This image is one of the more interesting examples of the Victorian tradition of post-moretem photography and collecting of memento mori. In the 19th century, death was more openly celebrated and discussed than in current times. Photos of the deceased, especially young children, were the only images or memento they had of these individuals. This image is particularly fascinating because it immortalizes a beloved animal in a very sweet manner. Though, for today's standards it might seem a bit morbid due to the animal being a corpse. However, I feel I can relate to the preservation of this rabbit's visage. My dad, being a hunter and fisherman, brought home many trophy animals that my siblings and I would display in photos.
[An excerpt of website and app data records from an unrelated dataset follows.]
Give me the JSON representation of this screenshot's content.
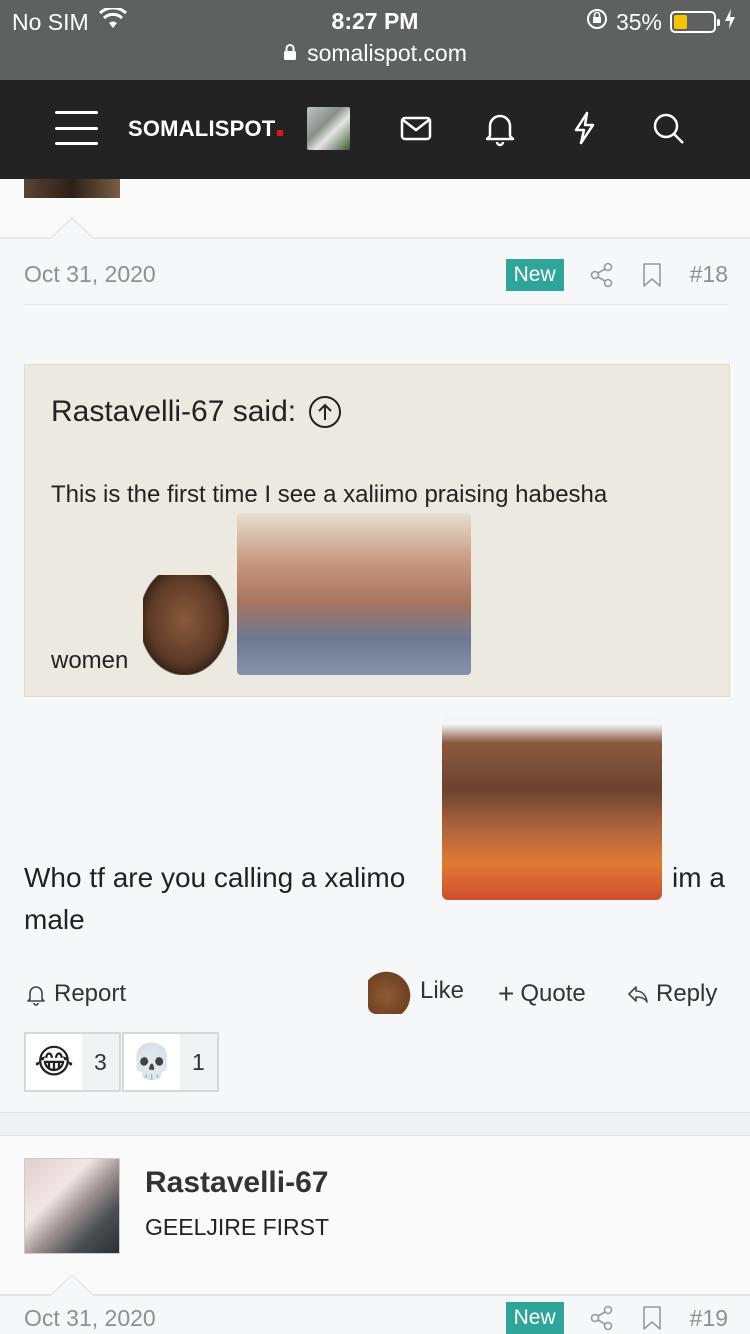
{
  "status_bar": {
    "carrier": "No SIM",
    "time": "8:27 PM",
    "battery_percent": "35%",
    "battery_level": 0.35,
    "url": "somalispot.com"
  },
  "navbar": {
    "logo": "SOMALISPOT",
    "icons": [
      "menu-icon",
      "mail-icon",
      "bell-icon",
      "lightning-icon",
      "search-icon"
    ]
  },
  "post18": {
    "date": "Oct 31, 2020",
    "badge": "New",
    "number": "#18",
    "quote": {
      "author_line": "Rastavelli-67 said:",
      "text_line1": "This is the first time I see a xaliimo praising habesha",
      "text_line2": "women"
    },
    "body_line1": "Who tf are you calling a xalimo",
    "body_tail": "im a",
    "body_line2": "male",
    "actions": {
      "report": "Report",
      "like": "Like",
      "quote": "Quote",
      "reply": "Reply"
    },
    "reactions": [
      {
        "emoji": "😂",
        "count": "3"
      },
      {
        "emoji": "💀",
        "count": "1"
      }
    ]
  },
  "next_post": {
    "username": "Rastavelli-67",
    "user_title": "GEELJIRE FIRST",
    "date": "Oct 31, 2020",
    "badge": "New",
    "number": "#19"
  },
  "colors": {
    "badge": "#2fa59a",
    "navbar": "#232323",
    "status_bar": "#5f6060",
    "quote_bg": "#ebe9e0"
  }
}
We also grew up with many pets, some of which my dad would breed, so we also had images of the family with quite a few litters as well.
In my own studio practice I have been looking into ways in which we memorialize our dead. This simple, striking image, that is so sweet yet could be tough to look at for some, inspires me to confront and embrace the celebration of those who have passed on before me. The value of the individual is immense and should be honored and discussed after they cease to breathe. We still learn from their former presence in our lives and can continue to enrich our thoughts